Just the thought of cleaning up your diet can be stressful and overwhelming. You might envision tossing out most every food in your fridge and pantry, replacing or modifying every meal, snack, and drink.
But what if smaller changes could have big impacts on your overall health? Well, new research in the New England Journal of Medicine suggests that they can.
This study, funded by the National Institutes of Health, analyzed data from over 25,000 men and nearly 50,000 women, tracking their dietary patterns across 12 years.
A 20-percentile increase in diet scores (indicating an improved quality of diet) was significantly associated with a reduction in total mortality of 8 to 17% with the use of the three diet indexes and a 7 to 15% reduction in the risk of death from cardiovascular disease with the use of the Alternate Healthy Eating Index and Alternate Mediterranean Diet.
As LiveScience reported, this amount of change can come through something as simple as “swapping out just one serving of meat…for one daily serving of nuts.”
And what about those whose diet quality got worse over the 12 years of the study? They were 6 to 12% more likely to die.
The analysis also found that participants who maintained a high-quality diet over all 12 years had a 9 to 14 percent lower risk of dying, compared with participants who had consistently low diet scores over this period.
A 2009 paper in the American Journal of Clinical Nutrition also argues for promoting small changes in both diet and exercise, particularly to counter the global obesity epidemic.
With the use of this strategy, obesity rates could first be stabilized in most populations and then, over time, decrease gradually. Supporting data show that small reductions in conscious energy intake and increases in physical activity can reduce excessive weight gain.
So how to start? It can be easiest to start with the low-hanging fruit, kicking out the big offenders and reaching for healthier options. That could be cutting out added sugars or cutting back on refined carbs. It could be forgoing readymade meals to focus on cooking from scratch.
And, yes, there are lots of simple, easy, healthy meals you can make in 10 minutes or less. Want some ideas? Here are 31. And here are another 50. All include options to fit with most any way of eating (gluten-free, Mediterranean, etc.).
Focus on just one area of your diet to improve, and give it a go. Once you’ve mastered it, move on to the next.
Making small changes can be a huge step toward an overall healthier, and longer, life. You might also consider getting your friends or family involved. Maybe everyone gets a week or a month to decide on the small change they would like to see in the meal plan, for example. Making it an activity everyone is involved in can help with accountability and keeping things interesting.

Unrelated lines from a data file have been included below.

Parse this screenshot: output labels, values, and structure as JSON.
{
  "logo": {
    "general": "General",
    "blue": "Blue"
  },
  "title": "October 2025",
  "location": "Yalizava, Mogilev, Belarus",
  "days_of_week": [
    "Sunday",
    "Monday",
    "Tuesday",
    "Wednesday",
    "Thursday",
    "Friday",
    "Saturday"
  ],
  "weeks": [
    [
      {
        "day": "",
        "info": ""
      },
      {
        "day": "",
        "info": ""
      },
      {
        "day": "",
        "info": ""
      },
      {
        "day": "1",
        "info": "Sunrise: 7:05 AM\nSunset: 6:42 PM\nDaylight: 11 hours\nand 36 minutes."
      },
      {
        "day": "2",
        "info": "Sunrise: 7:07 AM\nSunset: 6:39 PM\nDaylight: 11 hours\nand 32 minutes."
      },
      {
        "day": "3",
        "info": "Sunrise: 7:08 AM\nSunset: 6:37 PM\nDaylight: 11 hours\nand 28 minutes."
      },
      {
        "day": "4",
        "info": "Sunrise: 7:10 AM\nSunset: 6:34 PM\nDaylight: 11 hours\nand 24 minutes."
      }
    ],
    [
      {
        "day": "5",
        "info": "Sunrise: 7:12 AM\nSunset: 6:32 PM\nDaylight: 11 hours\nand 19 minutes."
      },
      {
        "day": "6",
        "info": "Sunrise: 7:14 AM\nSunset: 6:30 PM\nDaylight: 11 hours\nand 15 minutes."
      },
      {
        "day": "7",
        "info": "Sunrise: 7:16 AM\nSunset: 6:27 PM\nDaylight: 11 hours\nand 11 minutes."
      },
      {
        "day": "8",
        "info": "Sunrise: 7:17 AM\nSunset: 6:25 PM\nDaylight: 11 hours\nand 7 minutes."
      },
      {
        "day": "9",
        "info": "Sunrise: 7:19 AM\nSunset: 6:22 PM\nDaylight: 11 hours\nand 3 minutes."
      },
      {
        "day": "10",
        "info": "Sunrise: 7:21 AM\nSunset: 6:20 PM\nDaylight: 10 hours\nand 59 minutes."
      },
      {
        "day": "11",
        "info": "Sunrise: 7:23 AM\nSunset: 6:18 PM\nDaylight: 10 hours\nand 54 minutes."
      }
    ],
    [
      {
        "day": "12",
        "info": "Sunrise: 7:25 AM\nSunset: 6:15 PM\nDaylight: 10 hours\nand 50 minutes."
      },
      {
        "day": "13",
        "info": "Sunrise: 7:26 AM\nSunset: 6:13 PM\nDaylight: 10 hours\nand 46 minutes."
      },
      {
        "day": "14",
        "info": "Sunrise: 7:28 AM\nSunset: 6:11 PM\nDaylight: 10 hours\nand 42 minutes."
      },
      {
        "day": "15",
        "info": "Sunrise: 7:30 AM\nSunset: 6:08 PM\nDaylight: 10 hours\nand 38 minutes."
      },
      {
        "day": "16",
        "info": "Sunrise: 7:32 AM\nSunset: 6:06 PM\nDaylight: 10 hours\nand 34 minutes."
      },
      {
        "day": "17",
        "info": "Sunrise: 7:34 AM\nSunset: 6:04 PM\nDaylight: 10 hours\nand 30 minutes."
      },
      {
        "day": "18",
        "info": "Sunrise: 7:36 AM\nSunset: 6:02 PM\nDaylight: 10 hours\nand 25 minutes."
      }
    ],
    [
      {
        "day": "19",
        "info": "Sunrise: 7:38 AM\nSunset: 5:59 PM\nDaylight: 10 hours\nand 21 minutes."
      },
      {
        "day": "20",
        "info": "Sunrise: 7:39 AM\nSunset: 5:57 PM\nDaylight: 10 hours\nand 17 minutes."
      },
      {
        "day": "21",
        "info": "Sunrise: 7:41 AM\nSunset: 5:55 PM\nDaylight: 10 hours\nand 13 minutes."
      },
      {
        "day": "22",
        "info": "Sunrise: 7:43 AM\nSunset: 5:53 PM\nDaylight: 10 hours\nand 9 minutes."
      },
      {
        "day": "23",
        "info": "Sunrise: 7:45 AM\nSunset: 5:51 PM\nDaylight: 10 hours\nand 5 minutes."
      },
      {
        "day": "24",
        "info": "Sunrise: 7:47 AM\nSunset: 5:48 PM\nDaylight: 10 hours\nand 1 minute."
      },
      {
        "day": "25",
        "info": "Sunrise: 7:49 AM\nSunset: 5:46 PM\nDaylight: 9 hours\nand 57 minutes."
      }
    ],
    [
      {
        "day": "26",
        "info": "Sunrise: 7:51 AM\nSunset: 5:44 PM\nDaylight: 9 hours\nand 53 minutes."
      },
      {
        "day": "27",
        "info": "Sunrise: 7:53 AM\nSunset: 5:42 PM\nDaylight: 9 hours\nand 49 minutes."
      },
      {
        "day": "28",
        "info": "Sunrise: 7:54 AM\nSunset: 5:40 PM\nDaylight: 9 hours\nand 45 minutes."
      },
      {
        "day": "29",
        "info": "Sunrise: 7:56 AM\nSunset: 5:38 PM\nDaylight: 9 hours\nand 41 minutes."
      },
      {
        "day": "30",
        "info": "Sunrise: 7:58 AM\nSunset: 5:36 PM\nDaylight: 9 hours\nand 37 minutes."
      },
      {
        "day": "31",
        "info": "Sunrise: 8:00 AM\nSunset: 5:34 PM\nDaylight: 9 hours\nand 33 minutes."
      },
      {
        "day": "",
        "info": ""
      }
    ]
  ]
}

Whatever the change, it doesn’t need to be massive and completely change everything you eat and drink. Think small to see big.
Image by UK College of Agriculture, Food, & Environment, via Flickr